Only the text of the records belongs in the answer; the pictures must be dropped.

Saved entries:
┏━━

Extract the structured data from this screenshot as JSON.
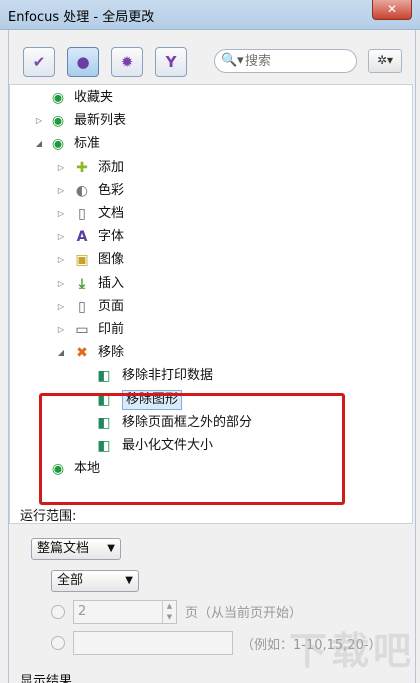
{
  "window": {
    "title": "Enfocus 处理 - 全局更改",
    "close_label": "✕"
  },
  "toolbar": {
    "buttons": [
      {
        "icon": "check-icon",
        "glyph": "✔",
        "color": "#7b4aa8"
      },
      {
        "icon": "globe-icon",
        "glyph": "●",
        "color": "#6a3fa0",
        "active": true
      },
      {
        "icon": "gear-icon",
        "glyph": "✹",
        "color": "#7b3fa8"
      },
      {
        "icon": "filter-icon",
        "glyph": "Y",
        "color": "#7b3fa8"
      }
    ],
    "search_placeholder": "搜索",
    "search_icon_text": "🔍▾",
    "gear_menu_text": "✲▾"
  },
  "tree": [
    {
      "label": "收藏夹",
      "icon": "globe-folder-icon",
      "indent": 0,
      "twisty": ""
    },
    {
      "label": "最新列表",
      "icon": "globe-folder-icon",
      "indent": 0,
      "twisty": "▷"
    },
    {
      "label": "标准",
      "icon": "globe-folder-icon",
      "indent": 0,
      "twisty": "◢"
    },
    {
      "label": "添加",
      "icon": "plus-icon",
      "indent": 1,
      "twisty": "▷"
    },
    {
      "label": "色彩",
      "icon": "palette-icon",
      "indent": 1,
      "twisty": "▷"
    },
    {
      "label": "文档",
      "icon": "document-icon",
      "indent": 1,
      "twisty": "▷"
    },
    {
      "label": "字体",
      "icon": "font-icon",
      "indent": 1,
      "twisty": "▷"
    },
    {
      "label": "图像",
      "icon": "image-icon",
      "indent": 1,
      "twisty": "▷"
    },
    {
      "label": "插入",
      "icon": "insert-icon",
      "indent": 1,
      "twisty": "▷"
    },
    {
      "label": "页面",
      "icon": "page-icon",
      "indent": 1,
      "twisty": "▷"
    },
    {
      "label": "印前",
      "icon": "monitor-icon",
      "indent": 1,
      "twisty": "▷"
    },
    {
      "label": "移除",
      "icon": "remove-x-icon",
      "indent": 1,
      "twisty": "◢"
    },
    {
      "label": "移除非打印数据",
      "icon": "action-doc-icon",
      "indent": 2,
      "twisty": ""
    },
    {
      "label": "移除图形",
      "icon": "action-doc-icon",
      "indent": 2,
      "twisty": "",
      "selected": true
    },
    {
      "label": "移除页面框之外的部分",
      "icon": "action-doc-icon",
      "indent": 2,
      "twisty": ""
    },
    {
      "label": "最小化文件大小",
      "icon": "action-doc-icon",
      "indent": 2,
      "twisty": ""
    },
    {
      "label": "本地",
      "icon": "globe-folder-icon",
      "indent": 0,
      "twisty": ""
    }
  ],
  "run_scope": {
    "label": "运行范围:",
    "scope_select": "整篇文档",
    "pages_select": "全部",
    "page_value": "2",
    "page_suffix": "页（从当前页开始）",
    "range_hint": "（例如：1-10,15,20-）"
  },
  "results_label": "显示结果",
  "watermark": "下载吧",
  "colors": {
    "highlight_box": "#d21a1a",
    "selection": "#d9ebfb"
  }
}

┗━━

Solution to this problem:
Extract the structured data from this screenshot as JSON.
{
  "window": {
    "title": "Enfocus 处理 - 全局更改",
    "close_label": "✕"
  },
  "toolbar": {
    "buttons": [
      {
        "icon": "check-icon",
        "glyph": "✔",
        "color": "#7b4aa8"
      },
      {
        "icon": "globe-icon",
        "glyph": "●",
        "color": "#6a3fa0",
        "active": true
      },
      {
        "icon": "gear-icon",
        "glyph": "✹",
        "color": "#7b3fa8"
      },
      {
        "icon": "filter-icon",
        "glyph": "Y",
        "color": "#7b3fa8"
      }
    ],
    "search_placeholder": "搜索",
    "search_icon_text": "🔍▾",
    "gear_menu_text": "✲▾"
  },
  "tree": [
    {
      "label": "收藏夹",
      "icon": "globe-folder-icon",
      "indent": 0,
      "twisty": ""
    },
    {
      "label": "最新列表",
      "icon": "globe-folder-icon",
      "indent": 0,
      "twisty": "▷"
    },
    {
      "label": "标准",
      "icon": "globe-folder-icon",
      "indent": 0,
      "twisty": "◢"
    },
    {
      "label": "添加",
      "icon": "plus-icon",
      "indent": 1,
      "twisty": "▷"
    },
    {
      "label": "色彩",
      "icon": "palette-icon",
      "indent": 1,
      "twisty": "▷"
    },
    {
      "label": "文档",
      "icon": "document-icon",
      "indent": 1,
      "twisty": "▷"
    },
    {
      "label": "字体",
      "icon": "font-icon",
      "indent": 1,
      "twisty": "▷"
    },
    {
      "label": "图像",
      "icon": "image-icon",
      "indent": 1,
      "twisty": "▷"
    },
    {
      "label": "插入",
      "icon": "insert-icon",
      "indent": 1,
      "twisty": "▷"
    },
    {
      "label": "页面",
      "icon": "page-icon",
      "indent": 1,
      "twisty": "▷"
    },
    {
      "label": "印前",
      "icon": "monitor-icon",
      "indent": 1,
      "twisty": "▷"
    },
    {
      "label": "移除",
      "icon": "remove-x-icon",
      "indent": 1,
      "twisty": "◢"
    },
    {
      "label": "移除非打印数据",
      "icon": "action-doc-icon",
      "indent": 2,
      "twisty": ""
    },
    {
      "label": "移除图形",
      "icon": "action-doc-icon",
      "indent": 2,
      "twisty": "",
      "selected": true
    },
    {
      "label": "移除页面框之外的部分",
      "icon": "action-doc-icon",
      "indent": 2,
      "twisty": ""
    },
    {
      "label": "最小化文件大小",
      "icon": "action-doc-icon",
      "indent": 2,
      "twisty": ""
    },
    {
      "label": "本地",
      "icon": "globe-folder-icon",
      "indent": 0,
      "twisty": ""
    }
  ],
  "run_scope": {
    "label": "运行范围:",
    "scope_select": "整篇文档",
    "pages_select": "全部",
    "page_value": "2",
    "page_suffix": "页（从当前页开始）",
    "range_hint": "（例如：1-10,15,20-）"
  },
  "results_label": "显示结果",
  "watermark": "下载吧",
  "colors": {
    "highlight_box": "#d21a1a",
    "selection": "#d9ebfb"
  }
}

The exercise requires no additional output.